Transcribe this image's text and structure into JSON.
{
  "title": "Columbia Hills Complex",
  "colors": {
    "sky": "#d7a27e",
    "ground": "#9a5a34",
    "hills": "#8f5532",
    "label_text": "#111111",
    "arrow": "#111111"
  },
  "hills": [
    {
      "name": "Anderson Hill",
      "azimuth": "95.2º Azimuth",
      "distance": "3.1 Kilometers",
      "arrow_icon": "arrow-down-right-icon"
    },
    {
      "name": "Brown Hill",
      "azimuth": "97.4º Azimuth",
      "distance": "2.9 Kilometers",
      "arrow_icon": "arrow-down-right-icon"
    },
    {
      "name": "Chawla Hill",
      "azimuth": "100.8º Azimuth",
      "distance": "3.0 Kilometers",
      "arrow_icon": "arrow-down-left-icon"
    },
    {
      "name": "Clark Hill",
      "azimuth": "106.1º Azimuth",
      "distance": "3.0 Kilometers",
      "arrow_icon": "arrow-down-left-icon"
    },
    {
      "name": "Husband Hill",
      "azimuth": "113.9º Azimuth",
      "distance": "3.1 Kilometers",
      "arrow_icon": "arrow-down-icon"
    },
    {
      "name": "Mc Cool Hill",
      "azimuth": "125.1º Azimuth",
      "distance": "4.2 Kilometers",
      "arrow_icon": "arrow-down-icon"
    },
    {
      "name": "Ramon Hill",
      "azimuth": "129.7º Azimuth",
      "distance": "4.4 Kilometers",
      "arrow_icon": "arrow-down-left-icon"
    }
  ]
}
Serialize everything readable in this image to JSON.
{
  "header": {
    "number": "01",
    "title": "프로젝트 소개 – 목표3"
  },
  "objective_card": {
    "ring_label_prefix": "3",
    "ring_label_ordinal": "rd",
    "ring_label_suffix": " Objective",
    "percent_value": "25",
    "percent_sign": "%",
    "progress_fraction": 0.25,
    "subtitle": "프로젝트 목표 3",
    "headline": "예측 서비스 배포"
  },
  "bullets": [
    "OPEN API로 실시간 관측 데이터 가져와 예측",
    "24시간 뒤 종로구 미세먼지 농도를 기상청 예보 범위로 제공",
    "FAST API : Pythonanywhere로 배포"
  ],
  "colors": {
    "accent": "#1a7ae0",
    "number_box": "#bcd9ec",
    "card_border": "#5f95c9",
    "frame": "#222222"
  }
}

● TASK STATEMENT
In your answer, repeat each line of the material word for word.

● RESPONSE TO THIS TASK
Transcribe this image's text and structure into JSON.
{
  "title": "Columbia Hills Complex",
  "colors": {
    "sky": "#d7a27e",
    "ground": "#9a5a34",
    "hills": "#8f5532",
    "label_text": "#111111",
    "arrow": "#111111"
  },
  "hills": [
    {
      "name": "Anderson Hill",
      "azimuth": "95.2º Azimuth",
      "distance": "3.1 Kilometers",
      "arrow_icon": "arrow-down-right-icon"
    },
    {
      "name": "Brown Hill",
      "azimuth": "97.4º Azimuth",
      "distance": "2.9 Kilometers",
      "arrow_icon": "arrow-down-right-icon"
    },
    {
      "name": "Chawla Hill",
      "azimuth": "100.8º Azimuth",
      "distance": "3.0 Kilometers",
      "arrow_icon": "arrow-down-left-icon"
    },
    {
      "name": "Clark Hill",
      "azimuth": "106.1º Azimuth",
      "distance": "3.0 Kilometers",
      "arrow_icon": "arrow-down-left-icon"
    },
    {
      "name": "Husband Hill",
      "azimuth": "113.9º Azimuth",
      "distance": "3.1 Kilometers",
      "arrow_icon": "arrow-down-icon"
    },
    {
      "name": "Mc Cool Hill",
      "azimuth": "125.1º Azimuth",
      "distance": "4.2 Kilometers",
      "arrow_icon": "arrow-down-icon"
    },
    {
      "name": "Ramon Hill",
      "azimuth": "129.7º Azimuth",
      "distance": "4.4 Kilometers",
      "arrow_icon": "arrow-down-left-icon"
    }
  ]
}
Serialize everything readable in this image to JSON.
{
  "header": {
    "number": "01",
    "title": "프로젝트 소개 – 목표3"
  },
  "objective_card": {
    "ring_label_prefix": "3",
    "ring_label_ordinal": "rd",
    "ring_label_suffix": " Objective",
    "percent_value": "25",
    "percent_sign": "%",
    "progress_fraction": 0.25,
    "subtitle": "프로젝트 목표 3",
    "headline": "예측 서비스 배포"
  },
  "bullets": [
    "OPEN API로 실시간 관측 데이터 가져와 예측",
    "24시간 뒤 종로구 미세먼지 농도를 기상청 예보 범위로 제공",
    "FAST API : Pythonanywhere로 배포"
  ],
  "colors": {
    "accent": "#1a7ae0",
    "number_box": "#bcd9ec",
    "card_border": "#5f95c9",
    "frame": "#222222"
  }
}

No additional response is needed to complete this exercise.